The escalating threats, political countermeasures, increased anxiety in the characters' lives and betrayals this way and that turn the film into an intriguing chess game. Only it's a game that has human emotions and a faltering quest for justice at its heart.
Acting is across the boards splendid. Rage, mistrust, passion and despair -- all are suggested without histrionics. These are all adults dealing with each other in a realistically depicted world. It is, of course, a far cry from your usual thriller. Good guys have a much harder time in this one.
Production: 23/5 Filmproduktion in co-production with Zentropa International Koln, Zentropa Entertainment Berlin, Zentropa Entetainment5, Zentropa International, IDTV Films, SWR, ARTE, WDR, BR
Cast: Kerry Fox, Anamaria Marinca, Stephen Dillane, Rolf Lassgard, Alexander Fehling
Director: Hans-Christian Schmid
Screenwriters: Bernd Lange, Hans-Christian Schmid
Producers: Britta Knoller, Hans-Christian Schmid
Executive producer: Maria Kopf
Director of photography: Bogumil Godfrejow
Production designer: Christian M. Goldbeck
Music: The Notwist

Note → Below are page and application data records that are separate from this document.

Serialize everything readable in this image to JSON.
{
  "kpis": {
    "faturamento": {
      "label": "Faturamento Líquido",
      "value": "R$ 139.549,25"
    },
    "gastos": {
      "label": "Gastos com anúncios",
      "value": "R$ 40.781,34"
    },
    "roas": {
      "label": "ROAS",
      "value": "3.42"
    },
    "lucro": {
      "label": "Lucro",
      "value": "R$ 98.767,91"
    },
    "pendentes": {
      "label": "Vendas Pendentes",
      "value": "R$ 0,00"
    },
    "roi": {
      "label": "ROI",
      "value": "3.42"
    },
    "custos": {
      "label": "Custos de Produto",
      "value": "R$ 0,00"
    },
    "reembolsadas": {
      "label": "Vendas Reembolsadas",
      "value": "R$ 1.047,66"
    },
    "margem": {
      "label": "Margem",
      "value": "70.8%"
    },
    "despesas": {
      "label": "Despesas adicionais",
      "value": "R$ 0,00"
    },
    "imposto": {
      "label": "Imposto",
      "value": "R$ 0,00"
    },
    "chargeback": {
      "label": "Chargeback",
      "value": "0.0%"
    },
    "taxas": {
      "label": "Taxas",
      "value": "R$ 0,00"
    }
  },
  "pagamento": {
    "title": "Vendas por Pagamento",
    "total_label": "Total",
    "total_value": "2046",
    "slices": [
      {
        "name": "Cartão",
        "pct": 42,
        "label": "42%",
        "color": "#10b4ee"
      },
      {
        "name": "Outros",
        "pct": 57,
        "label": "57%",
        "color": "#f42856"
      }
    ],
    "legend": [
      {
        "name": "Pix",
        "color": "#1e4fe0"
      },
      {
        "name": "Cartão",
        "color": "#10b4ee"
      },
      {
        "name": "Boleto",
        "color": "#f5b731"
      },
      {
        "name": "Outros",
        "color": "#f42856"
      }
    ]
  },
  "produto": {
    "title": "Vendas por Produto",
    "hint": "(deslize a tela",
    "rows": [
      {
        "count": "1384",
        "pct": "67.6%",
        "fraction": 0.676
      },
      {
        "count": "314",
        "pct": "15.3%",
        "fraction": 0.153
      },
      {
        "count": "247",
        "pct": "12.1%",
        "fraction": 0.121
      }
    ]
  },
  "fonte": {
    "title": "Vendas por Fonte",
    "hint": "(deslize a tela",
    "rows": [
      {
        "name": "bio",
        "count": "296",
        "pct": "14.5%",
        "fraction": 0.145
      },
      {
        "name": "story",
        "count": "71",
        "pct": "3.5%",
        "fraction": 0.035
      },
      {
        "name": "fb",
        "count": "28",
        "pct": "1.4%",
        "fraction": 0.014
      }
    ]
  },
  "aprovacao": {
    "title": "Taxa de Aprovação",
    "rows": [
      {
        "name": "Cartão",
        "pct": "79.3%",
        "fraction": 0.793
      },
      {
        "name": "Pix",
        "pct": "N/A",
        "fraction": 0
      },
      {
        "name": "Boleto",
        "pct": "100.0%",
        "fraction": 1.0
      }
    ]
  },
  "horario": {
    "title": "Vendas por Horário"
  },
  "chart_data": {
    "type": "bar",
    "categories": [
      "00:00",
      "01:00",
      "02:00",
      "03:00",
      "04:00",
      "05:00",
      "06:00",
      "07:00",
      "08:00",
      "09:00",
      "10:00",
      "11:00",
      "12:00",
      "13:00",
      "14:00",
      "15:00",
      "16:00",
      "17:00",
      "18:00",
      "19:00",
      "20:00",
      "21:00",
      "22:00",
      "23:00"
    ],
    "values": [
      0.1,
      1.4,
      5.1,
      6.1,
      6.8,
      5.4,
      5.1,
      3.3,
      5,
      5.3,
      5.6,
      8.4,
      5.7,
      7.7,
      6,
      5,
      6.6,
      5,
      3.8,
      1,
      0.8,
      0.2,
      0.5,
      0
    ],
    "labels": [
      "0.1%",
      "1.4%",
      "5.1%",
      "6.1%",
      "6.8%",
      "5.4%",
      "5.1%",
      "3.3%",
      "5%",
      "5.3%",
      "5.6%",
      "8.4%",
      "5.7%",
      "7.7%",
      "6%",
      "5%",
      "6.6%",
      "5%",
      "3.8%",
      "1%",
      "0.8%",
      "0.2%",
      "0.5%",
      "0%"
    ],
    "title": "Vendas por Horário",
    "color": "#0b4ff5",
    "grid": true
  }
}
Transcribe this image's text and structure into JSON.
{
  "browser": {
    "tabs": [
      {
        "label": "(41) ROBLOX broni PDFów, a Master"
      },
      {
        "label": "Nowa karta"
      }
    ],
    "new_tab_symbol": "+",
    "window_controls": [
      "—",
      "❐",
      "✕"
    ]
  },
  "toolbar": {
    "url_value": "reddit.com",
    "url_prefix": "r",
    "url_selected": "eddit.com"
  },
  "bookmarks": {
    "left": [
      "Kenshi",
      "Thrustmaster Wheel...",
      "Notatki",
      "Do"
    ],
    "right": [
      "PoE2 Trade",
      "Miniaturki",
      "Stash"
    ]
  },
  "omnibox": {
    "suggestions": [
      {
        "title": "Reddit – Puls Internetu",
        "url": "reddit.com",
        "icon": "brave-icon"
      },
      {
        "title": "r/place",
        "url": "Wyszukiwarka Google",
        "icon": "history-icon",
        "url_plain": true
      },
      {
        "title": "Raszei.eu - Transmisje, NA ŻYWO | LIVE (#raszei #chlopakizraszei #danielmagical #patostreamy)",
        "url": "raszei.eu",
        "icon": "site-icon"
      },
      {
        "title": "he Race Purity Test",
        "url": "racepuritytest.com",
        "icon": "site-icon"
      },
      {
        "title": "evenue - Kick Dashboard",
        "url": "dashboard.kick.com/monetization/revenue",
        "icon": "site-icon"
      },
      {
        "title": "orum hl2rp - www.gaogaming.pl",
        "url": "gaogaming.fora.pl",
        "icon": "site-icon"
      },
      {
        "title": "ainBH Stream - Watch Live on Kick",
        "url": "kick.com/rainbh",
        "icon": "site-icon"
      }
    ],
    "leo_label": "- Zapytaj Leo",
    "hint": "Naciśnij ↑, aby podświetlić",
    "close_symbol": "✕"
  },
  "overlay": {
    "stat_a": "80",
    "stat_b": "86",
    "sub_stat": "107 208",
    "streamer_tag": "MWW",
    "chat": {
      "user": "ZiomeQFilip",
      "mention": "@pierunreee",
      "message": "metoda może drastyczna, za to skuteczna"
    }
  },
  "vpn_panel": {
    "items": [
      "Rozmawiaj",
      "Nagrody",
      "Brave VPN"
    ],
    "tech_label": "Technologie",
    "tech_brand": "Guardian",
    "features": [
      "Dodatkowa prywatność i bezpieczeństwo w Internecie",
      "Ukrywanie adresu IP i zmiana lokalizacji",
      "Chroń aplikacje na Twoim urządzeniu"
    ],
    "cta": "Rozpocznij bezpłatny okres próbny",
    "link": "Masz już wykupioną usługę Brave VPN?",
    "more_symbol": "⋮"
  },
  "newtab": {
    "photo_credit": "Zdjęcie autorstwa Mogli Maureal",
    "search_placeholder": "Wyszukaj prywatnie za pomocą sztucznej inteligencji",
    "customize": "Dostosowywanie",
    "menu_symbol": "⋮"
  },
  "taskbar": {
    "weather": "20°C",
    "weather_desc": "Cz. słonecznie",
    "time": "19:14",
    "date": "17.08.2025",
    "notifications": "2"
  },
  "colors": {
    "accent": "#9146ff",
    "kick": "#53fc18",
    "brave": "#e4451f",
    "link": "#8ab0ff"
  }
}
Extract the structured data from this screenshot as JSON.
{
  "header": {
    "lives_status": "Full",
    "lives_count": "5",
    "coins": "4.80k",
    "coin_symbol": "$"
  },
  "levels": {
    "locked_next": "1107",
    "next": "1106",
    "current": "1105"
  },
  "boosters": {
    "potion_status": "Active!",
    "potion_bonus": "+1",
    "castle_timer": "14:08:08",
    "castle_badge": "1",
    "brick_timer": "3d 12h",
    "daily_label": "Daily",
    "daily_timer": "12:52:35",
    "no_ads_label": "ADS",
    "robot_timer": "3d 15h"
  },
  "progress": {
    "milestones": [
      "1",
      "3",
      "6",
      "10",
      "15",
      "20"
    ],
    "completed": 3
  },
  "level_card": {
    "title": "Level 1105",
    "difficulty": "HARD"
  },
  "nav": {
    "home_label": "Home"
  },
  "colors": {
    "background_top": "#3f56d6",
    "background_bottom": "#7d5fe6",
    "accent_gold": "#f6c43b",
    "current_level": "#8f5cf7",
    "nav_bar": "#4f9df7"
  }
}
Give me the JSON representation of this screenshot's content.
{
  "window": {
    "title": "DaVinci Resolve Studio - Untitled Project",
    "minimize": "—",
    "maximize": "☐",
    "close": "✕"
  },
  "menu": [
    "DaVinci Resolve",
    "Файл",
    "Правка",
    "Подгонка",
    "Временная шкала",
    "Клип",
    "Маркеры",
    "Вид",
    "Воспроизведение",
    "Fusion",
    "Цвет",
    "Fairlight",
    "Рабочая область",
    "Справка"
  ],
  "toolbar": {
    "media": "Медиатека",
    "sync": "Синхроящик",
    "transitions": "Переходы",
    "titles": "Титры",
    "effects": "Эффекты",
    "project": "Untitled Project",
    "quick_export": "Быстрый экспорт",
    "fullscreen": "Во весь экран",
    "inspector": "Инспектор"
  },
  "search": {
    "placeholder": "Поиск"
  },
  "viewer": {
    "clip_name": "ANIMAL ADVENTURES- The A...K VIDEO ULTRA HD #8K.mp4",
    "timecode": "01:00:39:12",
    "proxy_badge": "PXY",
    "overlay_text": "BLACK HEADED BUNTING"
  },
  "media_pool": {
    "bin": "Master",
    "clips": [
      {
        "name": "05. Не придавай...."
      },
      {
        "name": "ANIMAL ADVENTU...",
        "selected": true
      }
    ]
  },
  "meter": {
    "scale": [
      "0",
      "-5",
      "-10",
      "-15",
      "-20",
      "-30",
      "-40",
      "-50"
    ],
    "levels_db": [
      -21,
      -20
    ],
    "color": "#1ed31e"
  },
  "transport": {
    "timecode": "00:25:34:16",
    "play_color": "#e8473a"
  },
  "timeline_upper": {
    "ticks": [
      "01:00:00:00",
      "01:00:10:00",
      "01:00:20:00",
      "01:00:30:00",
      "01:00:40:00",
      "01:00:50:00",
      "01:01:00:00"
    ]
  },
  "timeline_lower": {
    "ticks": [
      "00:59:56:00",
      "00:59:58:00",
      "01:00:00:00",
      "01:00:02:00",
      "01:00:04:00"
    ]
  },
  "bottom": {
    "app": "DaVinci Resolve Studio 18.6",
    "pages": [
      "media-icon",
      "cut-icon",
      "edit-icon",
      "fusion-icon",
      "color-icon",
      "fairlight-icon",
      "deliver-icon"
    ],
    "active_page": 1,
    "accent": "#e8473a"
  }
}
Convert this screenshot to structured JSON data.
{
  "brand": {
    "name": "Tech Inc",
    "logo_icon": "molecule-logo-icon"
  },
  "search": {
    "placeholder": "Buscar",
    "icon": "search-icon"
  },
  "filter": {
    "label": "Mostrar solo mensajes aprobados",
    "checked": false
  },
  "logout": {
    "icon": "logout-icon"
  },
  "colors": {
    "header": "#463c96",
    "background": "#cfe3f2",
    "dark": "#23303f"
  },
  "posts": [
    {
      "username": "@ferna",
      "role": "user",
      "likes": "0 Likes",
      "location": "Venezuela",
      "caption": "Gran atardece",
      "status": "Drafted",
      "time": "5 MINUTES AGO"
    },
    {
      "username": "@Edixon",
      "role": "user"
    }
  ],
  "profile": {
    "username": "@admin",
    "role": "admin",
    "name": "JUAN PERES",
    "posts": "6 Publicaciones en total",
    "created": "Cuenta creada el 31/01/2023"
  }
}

Costume designer: Steffi Bruhn
Editor: Hansjorg Weissbrich
Sales: Trust Nordisk
No rating, 103 minutes